- Follow up with interested prospects via a phone call or email them to set up a F2F or online live meeting. Always leave a voicemail if your prospect doesn’t answer and follow-up that voicemail with an email.
Welcome New Customers
In this scenario, you have moved a prospect down the sales funnel. You find yourself in the sales pipeline with a new customer. And follow-up remains as important as before:
- Set up regular touch points with your customer.
- Request feedback through the entire sales cycle.
- Practice active listening and continue to provide value to the customer.
- Follow up on any concerns they express!
- Recognize your customer on social media with retweets, comments, or likes.
- Identify opportunities for further sales down the road.
Nurture Existing Customers
Be sure to follow up with existing customers on a regular basis too, even if it is just a voicemail you drop them. They are valuable sources for upselling and recommendations. You can use the company references on your website and in future marketing campaigns.
- Remain top of mind with regular follow-up calls and F2F appointments. Also show appreciation for their business with fun activities like a game of lunch or golf.
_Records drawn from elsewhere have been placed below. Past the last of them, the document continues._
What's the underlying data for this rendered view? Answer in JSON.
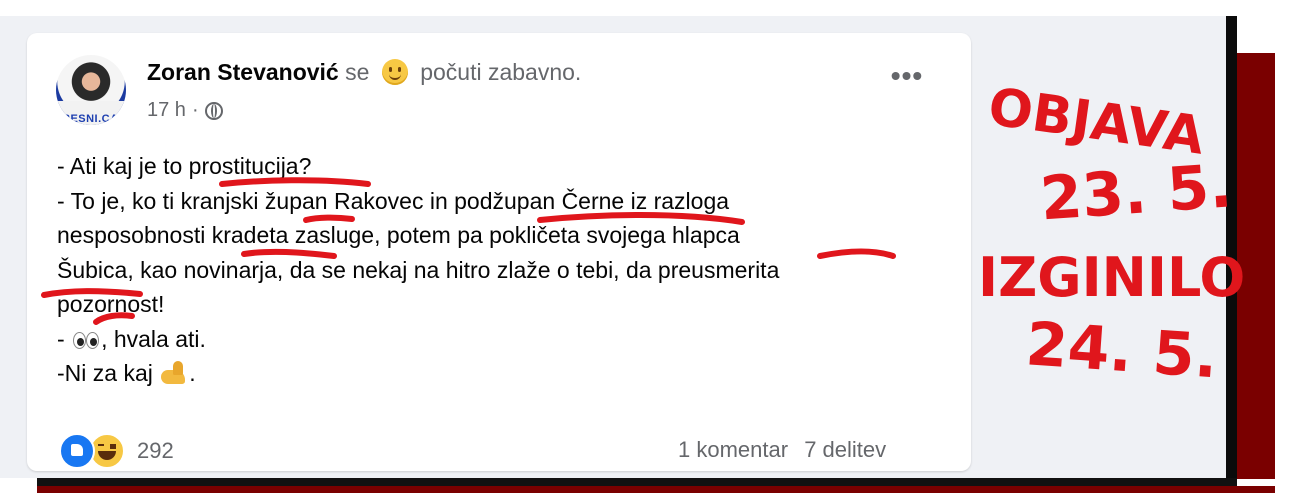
{
  "post": {
    "author": "Zoran Stevanović",
    "feeling_prefix": "se",
    "feeling_emoji": "slightly-smiling-face",
    "feeling_text": "počuti zabavno.",
    "time": "17 h",
    "separator": "·",
    "privacy_icon": "globe-icon",
    "avatar_caption": "RESNI.CA",
    "more_label": "•••",
    "lines": [
      "- Ati kaj je to prostitucija?",
      "- To je, ko ti kranjski župan Rakovec in podžupan Černe iz razloga",
      "nesposobnosti kradeta zasluge, potem pa pokličeta svojega hlapca",
      "Šubica, kao novinarja, da se nekaj na hitro zlaže o tebi, da preusmerita",
      "pozornost!"
    ],
    "line_eyes_prefix": "- ",
    "line_eyes_suffix": ", hvala ati.",
    "line_flex_prefix": "-Ni za kaj ",
    "line_flex_suffix": "."
  },
  "footer": {
    "reaction_icons": [
      "like-icon",
      "haha-icon"
    ],
    "reaction_count": "292",
    "comments": "1 komentar",
    "shares": "7 delitev"
  },
  "annotation": {
    "color": "#e0161c",
    "lines": [
      "OBJAVA",
      "23. 5.",
      "IZGINILO",
      "24. 5."
    ]
  },
  "colors": {
    "page_bg": "#eff1f5",
    "card_bg": "#ffffff",
    "text": "#050505",
    "secondary": "#65676b",
    "like_blue": "#1877f2",
    "frame_red": "#7a0000"
  }
}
- Practice active listening and continue to provide value to the customer. Stay up to date on the customer company. For example, identify pain points they may have. If none, share industry news or new product info, but find talking points to stay engaged.
- Make introductions and connections for them. Remember they are also in sales!
- Follow and continue to engage with your customers on social media.
- Applaud existing customers on their achievements.
- Identify opportunities for further sales down the road through regular follow-up.
Build an effective follow-up strategy with tools and templates designed for the construction industry
A well-defined follow-up process is a chance to set your company ahead of your competition simply because most companies lack in this area. And the best way to implement and execute a successful follow-up process is with a CRM (customer relationship management).
If you are in the construction industry, your best option on the market is iDeal Construction CRM. It is built specifically to help construction companies manage leads, clients, opportunities, bids, and follow-up.
Here are the iDeal CRM features that will help you streamline your follow-up activities:
- Email templates – the system comes equipped with 25+ effective follow-up email templates that cover every technique mentioned earlier; you can also set up your own templates and easily design your prospecting, nurturing, and drip campaigns.
- Email automation tool – allows companies to schedule automatic emails that the system will send out; for example, three days after an estimate is sent, send out the proposal follow-up email.
- iDeal Follow-up tool – a proprietary, unique feature that allows you to send follow-up emails for multiple opportunities and clients at a time.
- Daily Notification Email – this great tool that highlights your daily schedule includes follow-up activities so you can be proactive.
- Sent emails summary page that shows open rates.
- Sales pipeline board – shows your current pipeline and opportunities in follow-up stages are sorted and prioritized by follow-up date.
- Bid and Follow-up Calendar – highlights follow-up dates and along with bids and all your other To Do’s.
- Follow-up Reports – activity reports and win rate reports play an important role in identifying what works and what doesn’t, and how much follow-up is required in order to win.
Construction companies who use iDeal CRM increase their closing rate and customer retention rate by at least 25%.With 100% positive customer feedback and a reputation for great customer service, iDeal CRM is the best solution on the market for construction companies.
- 10 Things a Great Follow-Up Tool Should Do
- Follow-Up Value Calculator
- Email Subject Line Best Practices
- Follow Up Email for Sales: Best Templates and Follow Up Email Examples
- Best 10 Sales Email Examples/Templates
- Key Sales Activities and Tips
- 10 Construction Marketing Ideas
- 10 Ways to Improve Construction Sales with a CRM
- CRM Data: 3 Ways to Use it to Grow Your Business